> **Entries from a dataset of interfaces**:
========================================================================

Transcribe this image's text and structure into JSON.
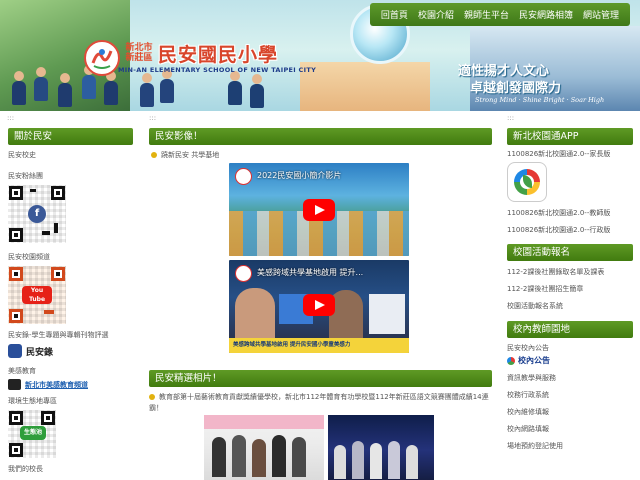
{
  "header": {
    "district": "新北市新莊區",
    "school_name": "民安國民小學",
    "school_en": "MIN-AN ELEMENTARY SCHOOL OF NEW TAIPEI CITY",
    "slogan_line1": "適性揚才人文心",
    "slogan_line2": "卓越創發國際力",
    "slogan_en": "Strong Mind · Shine Bright · Soar High"
  },
  "top_nav": [
    "回首頁",
    "校園介紹",
    "親師生平台",
    "民安網路相簿",
    "網站管理"
  ],
  "left": {
    "title": "關於民安",
    "school_song": "民安校史",
    "fanpage_label": "民安粉絲團",
    "channel_label": "民安校園頻道",
    "channel_badge": "You Tube",
    "record_label": "民安錄-學生專題與專輯刊物評選",
    "record_badge": "民安錄",
    "arts_label": "美感教育",
    "arts_link": "新北市美感教育頻道",
    "env_label": "環境生態地專區",
    "env_badge": "生態池",
    "principal_label": "我們的校長"
  },
  "main": {
    "video_section_title": "民安影像！",
    "video_news_item": "蹺新民安 共學基地",
    "video1_title": "2022民安國小簡介影片",
    "video2_title": "美感跨域共學基地啟用 提升...",
    "video2_caption": "美感跨域共學基地啟用 提升民安國小學童美感力",
    "photo_section_title": "民安精選相片！",
    "photo_news": "教育部第十屆藝術教育貢獻獎績優學校，新北市112年體育有功學校暨112年新莊區語文競賽團體成績14連霸！"
  },
  "right": {
    "app_title": "新北校園通APP",
    "app_items": [
      "1100826新北校園通2.0--家長版",
      "1100826新北校園通2.0--教師版",
      "1100826新北校園通2.0--行政版"
    ],
    "activity_title": "校園活動報名",
    "activity_items": [
      "112-2課後社團錄取名單及課表",
      "112-2課後社團招生簡章",
      "校園活動報名系統"
    ],
    "staff_title": "校內教師園地",
    "staff_items": [
      "民安校內公告",
      "校內公告",
      "資訊教學與服務",
      "校務行政系統",
      "校內維修填報",
      "校內網路填報",
      "場地預約登記使用"
    ]
  },
  "colors": {
    "section_green": "#4a8a17",
    "nav_green": "#4b8722",
    "title_red": "#d8452b"
  }
}
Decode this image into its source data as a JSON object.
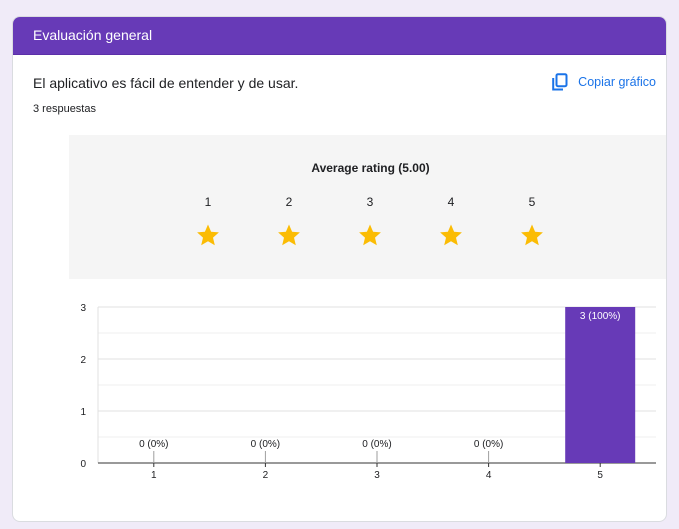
{
  "header": {
    "title": "Evaluación general"
  },
  "question": {
    "text": "El aplicativo es fácil de entender y de usar.",
    "responses": "3 respuestas"
  },
  "actions": {
    "copy_label": "Copiar gráfico"
  },
  "rating": {
    "average_label": "Average rating (5.00)",
    "average_value": 5.0,
    "scale": [
      "1",
      "2",
      "3",
      "4",
      "5"
    ],
    "filled_stars": 5,
    "star_color": "#fbbc04"
  },
  "colors": {
    "header": "#673ab7",
    "accent": "#1a73e8",
    "bar": "#673ab7"
  },
  "icons": {
    "copy": "copy-icon",
    "star": "star-icon"
  },
  "chart_data": {
    "type": "bar",
    "categories": [
      "1",
      "2",
      "3",
      "4",
      "5"
    ],
    "values": [
      0,
      0,
      0,
      0,
      3
    ],
    "data_labels": [
      "0 (0%)",
      "0 (0%)",
      "0 (0%)",
      "0 (0%)",
      "3 (100%)"
    ],
    "ylim": [
      0,
      3
    ],
    "yticks": [
      "0",
      "1",
      "2",
      "3"
    ],
    "grid": true
  }
}
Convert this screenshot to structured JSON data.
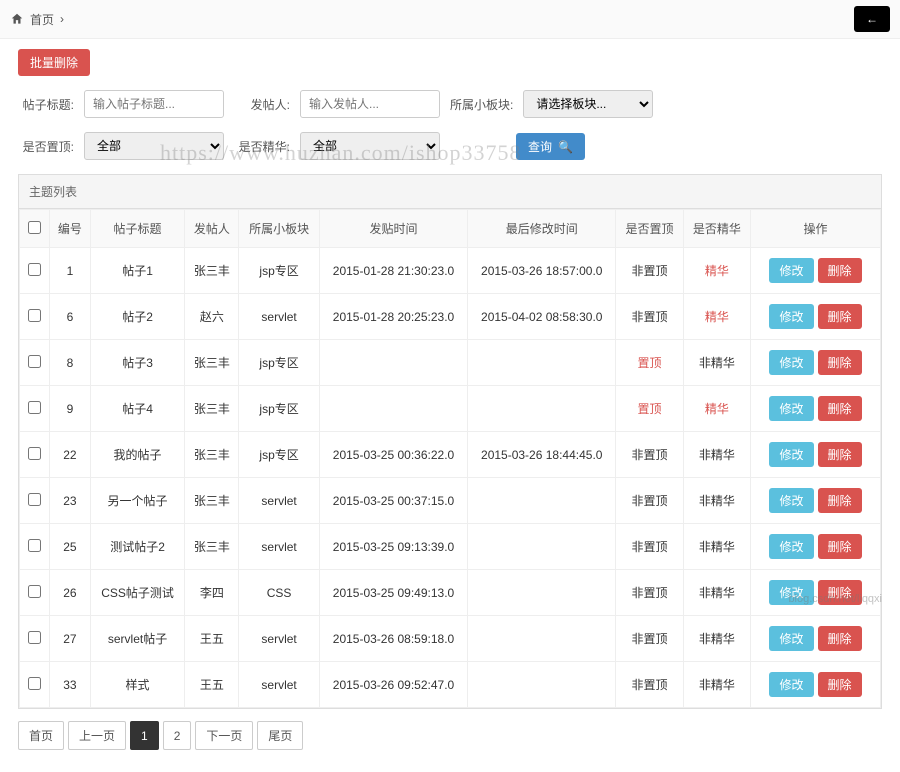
{
  "breadcrumb": {
    "home_label": "首页",
    "sep": "›"
  },
  "back_button": "←",
  "batch_delete_label": "批量删除",
  "filters": {
    "title_label": "帖子标题:",
    "title_placeholder": "输入帖子标题...",
    "poster_label": "发帖人:",
    "poster_placeholder": "输入发帖人...",
    "board_label": "所属小板块:",
    "board_placeholder": "请选择板块...",
    "top_label": "是否置顶:",
    "top_value": "全部",
    "elite_label": "是否精华:",
    "elite_value": "全部",
    "search_label": "查询"
  },
  "panel_title": "主题列表",
  "columns": {
    "id": "编号",
    "title": "帖子标题",
    "poster": "发帖人",
    "board": "所属小板块",
    "post_time": "发贴时间",
    "last_mod": "最后修改时间",
    "is_top": "是否置顶",
    "is_elite": "是否精华",
    "ops": "操作"
  },
  "ops": {
    "edit": "修改",
    "del": "删除"
  },
  "rows": [
    {
      "id": "1",
      "title": "帖子1",
      "poster": "张三丰",
      "board": "jsp专区",
      "post_time": "2015-01-28 21:30:23.0",
      "last_mod": "2015-03-26 18:57:00.0",
      "top": "非置顶",
      "top_red": false,
      "elite": "精华",
      "elite_red": true
    },
    {
      "id": "6",
      "title": "帖子2",
      "poster": "赵六",
      "board": "servlet",
      "post_time": "2015-01-28 20:25:23.0",
      "last_mod": "2015-04-02 08:58:30.0",
      "top": "非置顶",
      "top_red": false,
      "elite": "精华",
      "elite_red": true
    },
    {
      "id": "8",
      "title": "帖子3",
      "poster": "张三丰",
      "board": "jsp专区",
      "post_time": "",
      "last_mod": "",
      "top": "置顶",
      "top_red": true,
      "elite": "非精华",
      "elite_red": false
    },
    {
      "id": "9",
      "title": "帖子4",
      "poster": "张三丰",
      "board": "jsp专区",
      "post_time": "",
      "last_mod": "",
      "top": "置顶",
      "top_red": true,
      "elite": "精华",
      "elite_red": true
    },
    {
      "id": "22",
      "title": "我的帖子",
      "poster": "张三丰",
      "board": "jsp专区",
      "post_time": "2015-03-25 00:36:22.0",
      "last_mod": "2015-03-26 18:44:45.0",
      "top": "非置顶",
      "top_red": false,
      "elite": "非精华",
      "elite_red": false
    },
    {
      "id": "23",
      "title": "另一个帖子",
      "poster": "张三丰",
      "board": "servlet",
      "post_time": "2015-03-25 00:37:15.0",
      "last_mod": "",
      "top": "非置顶",
      "top_red": false,
      "elite": "非精华",
      "elite_red": false
    },
    {
      "id": "25",
      "title": "测试帖子2",
      "poster": "张三丰",
      "board": "servlet",
      "post_time": "2015-03-25 09:13:39.0",
      "last_mod": "",
      "top": "非置顶",
      "top_red": false,
      "elite": "非精华",
      "elite_red": false
    },
    {
      "id": "26",
      "title": "CSS帖子测试",
      "poster": "李四",
      "board": "CSS",
      "post_time": "2015-03-25 09:49:13.0",
      "last_mod": "",
      "top": "非置顶",
      "top_red": false,
      "elite": "非精华",
      "elite_red": false
    },
    {
      "id": "27",
      "title": "servlet帖子",
      "poster": "王五",
      "board": "servlet",
      "post_time": "2015-03-26 08:59:18.0",
      "last_mod": "",
      "top": "非置顶",
      "top_red": false,
      "elite": "非精华",
      "elite_red": false
    },
    {
      "id": "33",
      "title": "样式",
      "poster": "王五",
      "board": "servlet",
      "post_time": "2015-03-26 09:52:47.0",
      "last_mod": "",
      "top": "非置顶",
      "top_red": false,
      "elite": "非精华",
      "elite_red": false
    }
  ],
  "pagination": {
    "first": "首页",
    "prev": "上一页",
    "page1": "1",
    "page2": "2",
    "next": "下一页",
    "last": "尾页"
  },
  "watermark_url": "https://www.huzhan.com/ishop33758",
  "watermark_csdn": "blog.csdn.net/liqqxi"
}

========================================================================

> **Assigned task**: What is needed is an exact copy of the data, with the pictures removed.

> **Exercise output**:
Transcribe this image's text and structure into JSON.
{
  "header": {
    "district": "新北市新莊區",
    "school_name": "民安國民小學",
    "school_en": "MIN-AN ELEMENTARY SCHOOL OF NEW TAIPEI CITY",
    "slogan_line1": "適性揚才人文心",
    "slogan_line2": "卓越創發國際力",
    "slogan_en": "Strong Mind · Shine Bright · Soar High"
  },
  "top_nav": [
    "回首頁",
    "校園介紹",
    "親師生平台",
    "民安網路相簿",
    "網站管理"
  ],
  "left": {
    "title": "關於民安",
    "school_song": "民安校史",
    "fanpage_label": "民安粉絲團",
    "channel_label": "民安校園頻道",
    "channel_badge": "You Tube",
    "record_label": "民安錄-學生專題與專輯刊物評選",
    "record_badge": "民安錄",
    "arts_label": "美感教育",
    "arts_link": "新北市美感教育頻道",
    "env_label": "環境生態地專區",
    "env_badge": "生態池",
    "principal_label": "我們的校長"
  },
  "main": {
    "video_section_title": "民安影像！",
    "video_news_item": "蹺新民安 共學基地",
    "video1_title": "2022民安國小簡介影片",
    "video2_title": "美感跨域共學基地啟用 提升...",
    "video2_caption": "美感跨域共學基地啟用 提升民安國小學童美感力",
    "photo_section_title": "民安精選相片！",
    "photo_news": "教育部第十屆藝術教育貢獻獎績優學校，新北市112年體育有功學校暨112年新莊區語文競賽團體成績14連霸！"
  },
  "right": {
    "app_title": "新北校園通APP",
    "app_items": [
      "1100826新北校園通2.0--家長版",
      "1100826新北校園通2.0--教師版",
      "1100826新北校園通2.0--行政版"
    ],
    "activity_title": "校園活動報名",
    "activity_items": [
      "112-2課後社團錄取名單及課表",
      "112-2課後社團招生簡章",
      "校園活動報名系統"
    ],
    "staff_title": "校內教師園地",
    "staff_items": [
      "民安校內公告",
      "校內公告",
      "資訊教學與服務",
      "校務行政系統",
      "校內維修填報",
      "校內網路填報",
      "場地預約登記使用"
    ]
  },
  "colors": {
    "section_green": "#4a8a17",
    "nav_green": "#4b8722",
    "title_red": "#d8452b"
  }
}
Decode this image into its source data as a JSON object.
{
  "header": {
    "title": "Evaluación general"
  },
  "question": {
    "text": "El aplicativo es fácil de entender y de usar.",
    "responses": "3 respuestas"
  },
  "actions": {
    "copy_label": "Copiar gráfico"
  },
  "rating": {
    "average_label": "Average rating (5.00)",
    "average_value": 5.0,
    "scale": [
      "1",
      "2",
      "3",
      "4",
      "5"
    ],
    "filled_stars": 5,
    "star_color": "#fbbc04"
  },
  "colors": {
    "header": "#673ab7",
    "accent": "#1a73e8",
    "bar": "#673ab7"
  },
  "icons": {
    "copy": "copy-icon",
    "star": "star-icon"
  },
  "chart_data": {
    "type": "bar",
    "categories": [
      "1",
      "2",
      "3",
      "4",
      "5"
    ],
    "values": [
      0,
      0,
      0,
      0,
      3
    ],
    "data_labels": [
      "0 (0%)",
      "0 (0%)",
      "0 (0%)",
      "0 (0%)",
      "3 (100%)"
    ],
    "ylim": [
      0,
      3
    ],
    "yticks": [
      "0",
      "1",
      "2",
      "3"
    ],
    "grid": true
  }
}
Convert this screenshot to structured JSON data.
{
  "breadcrumb": {
    "home_label": "首页",
    "sep": "›"
  },
  "back_button": "←",
  "batch_delete_label": "批量删除",
  "filters": {
    "title_label": "帖子标题:",
    "title_placeholder": "输入帖子标题...",
    "poster_label": "发帖人:",
    "poster_placeholder": "输入发帖人...",
    "board_label": "所属小板块:",
    "board_placeholder": "请选择板块...",
    "top_label": "是否置顶:",
    "top_value": "全部",
    "elite_label": "是否精华:",
    "elite_value": "全部",
    "search_label": "查询"
  },
  "panel_title": "主题列表",
  "columns": {
    "id": "编号",
    "title": "帖子标题",
    "poster": "发帖人",
    "board": "所属小板块",
    "post_time": "发贴时间",
    "last_mod": "最后修改时间",
    "is_top": "是否置顶",
    "is_elite": "是否精华",
    "ops": "操作"
  },
  "ops": {
    "edit": "修改",
    "del": "删除"
  },
  "rows": [
    {
      "id": "1",
      "title": "帖子1",
      "poster": "张三丰",
      "board": "jsp专区",
      "post_time": "2015-01-28 21:30:23.0",
      "last_mod": "2015-03-26 18:57:00.0",
      "top": "非置顶",
      "top_red": false,
      "elite": "精华",
      "elite_red": true
    },
    {
      "id": "6",
      "title": "帖子2",
      "poster": "赵六",
      "board": "servlet",
      "post_time": "2015-01-28 20:25:23.0",
      "last_mod": "2015-04-02 08:58:30.0",
      "top": "非置顶",
      "top_red": false,
      "elite": "精华",
      "elite_red": true
    },
    {
      "id": "8",
      "title": "帖子3",
      "poster": "张三丰",
      "board": "jsp专区",
      "post_time": "",
      "last_mod": "",
      "top": "置顶",
      "top_red": true,
      "elite": "非精华",
      "elite_red": false
    },
    {
      "id": "9",
      "title": "帖子4",
      "poster": "张三丰",
      "board": "jsp专区",
      "post_time": "",
      "last_mod": "",
      "top": "置顶",
      "top_red": true,
      "elite": "精华",
      "elite_red": true
    },
    {
      "id": "22",
      "title": "我的帖子",
      "poster": "张三丰",
      "board": "jsp专区",
      "post_time": "2015-03-25 00:36:22.0",
      "last_mod": "2015-03-26 18:44:45.0",
      "top": "非置顶",
      "top_red": false,
      "elite": "非精华",
      "elite_red": false
    },
    {
      "id": "23",
      "title": "另一个帖子",
      "poster": "张三丰",
      "board": "servlet",
      "post_time": "2015-03-25 00:37:15.0",
      "last_mod": "",
      "top": "非置顶",
      "top_red": false,
      "elite": "非精华",
      "elite_red": false
    },
    {
      "id": "25",
      "title": "测试帖子2",
      "poster": "张三丰",
      "board": "servlet",
      "post_time": "2015-03-25 09:13:39.0",
      "last_mod": "",
      "top": "非置顶",
      "top_red": false,
      "elite": "非精华",
      "elite_red": false
    },
    {
      "id": "26",
      "title": "CSS帖子测试",
      "poster": "李四",
      "board": "CSS",
      "post_time": "2015-03-25 09:49:13.0",
      "last_mod": "",
      "top": "非置顶",
      "top_red": false,
      "elite": "非精华",
      "elite_red": false
    },
    {
      "id": "27",
      "title": "servlet帖子",
      "poster": "王五",
      "board": "servlet",
      "post_time": "2015-03-26 08:59:18.0",
      "last_mod": "",
      "top": "非置顶",
      "top_red": false,
      "elite": "非精华",
      "elite_red": false
    },
    {
      "id": "33",
      "title": "样式",
      "poster": "王五",
      "board": "servlet",
      "post_time": "2015-03-26 09:52:47.0",
      "last_mod": "",
      "top": "非置顶",
      "top_red": false,
      "elite": "非精华",
      "elite_red": false
    }
  ],
  "pagination": {
    "first": "首页",
    "prev": "上一页",
    "page1": "1",
    "page2": "2",
    "next": "下一页",
    "last": "尾页"
  },
  "watermark_url": "https://www.huzhan.com/ishop33758",
  "watermark_csdn": "blog.csdn.net/liqqxi"
}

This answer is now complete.